Extracted information START
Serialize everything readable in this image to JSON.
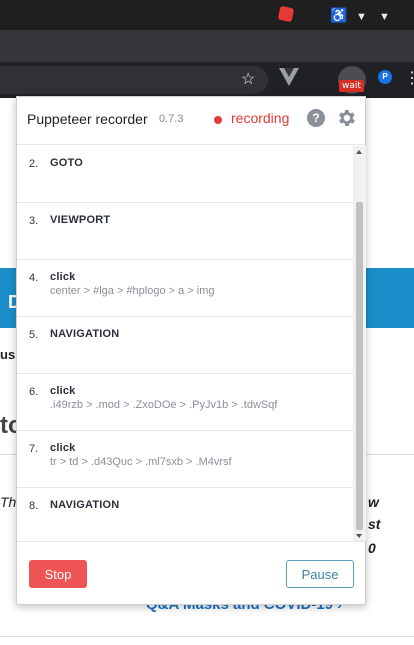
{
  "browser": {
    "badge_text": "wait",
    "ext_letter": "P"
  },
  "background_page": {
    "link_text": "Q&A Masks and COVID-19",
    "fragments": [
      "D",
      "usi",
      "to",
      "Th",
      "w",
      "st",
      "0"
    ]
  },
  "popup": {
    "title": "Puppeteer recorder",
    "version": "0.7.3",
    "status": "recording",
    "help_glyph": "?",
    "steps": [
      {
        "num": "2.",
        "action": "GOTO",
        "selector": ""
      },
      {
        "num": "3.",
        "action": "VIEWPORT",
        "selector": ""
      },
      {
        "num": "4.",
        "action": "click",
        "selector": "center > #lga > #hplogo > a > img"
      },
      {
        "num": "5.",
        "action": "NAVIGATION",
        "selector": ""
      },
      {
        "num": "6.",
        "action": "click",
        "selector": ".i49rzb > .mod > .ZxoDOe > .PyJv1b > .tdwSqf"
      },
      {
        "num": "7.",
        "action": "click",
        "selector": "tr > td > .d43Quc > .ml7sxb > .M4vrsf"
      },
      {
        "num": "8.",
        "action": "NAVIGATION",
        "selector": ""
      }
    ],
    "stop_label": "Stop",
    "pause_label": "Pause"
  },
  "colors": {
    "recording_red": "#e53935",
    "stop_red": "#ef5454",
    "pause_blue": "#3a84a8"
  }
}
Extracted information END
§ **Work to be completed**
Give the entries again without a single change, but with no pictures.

§ **Exercise response**
Serialize everything readable in this image to JSON.
{
  "browser": {
    "badge_text": "wait",
    "ext_letter": "P"
  },
  "background_page": {
    "link_text": "Q&A Masks and COVID-19",
    "fragments": [
      "D",
      "usi",
      "to",
      "Th",
      "w",
      "st",
      "0"
    ]
  },
  "popup": {
    "title": "Puppeteer recorder",
    "version": "0.7.3",
    "status": "recording",
    "help_glyph": "?",
    "steps": [
      {
        "num": "2.",
        "action": "GOTO",
        "selector": ""
      },
      {
        "num": "3.",
        "action": "VIEWPORT",
        "selector": ""
      },
      {
        "num": "4.",
        "action": "click",
        "selector": "center > #lga > #hplogo > a > img"
      },
      {
        "num": "5.",
        "action": "NAVIGATION",
        "selector": ""
      },
      {
        "num": "6.",
        "action": "click",
        "selector": ".i49rzb > .mod > .ZxoDOe > .PyJv1b > .tdwSqf"
      },
      {
        "num": "7.",
        "action": "click",
        "selector": "tr > td > .d43Quc > .ml7sxb > .M4vrsf"
      },
      {
        "num": "8.",
        "action": "NAVIGATION",
        "selector": ""
      }
    ],
    "stop_label": "Stop",
    "pause_label": "Pause"
  },
  "colors": {
    "recording_red": "#e53935",
    "stop_red": "#ef5454",
    "pause_blue": "#3a84a8"
  }
}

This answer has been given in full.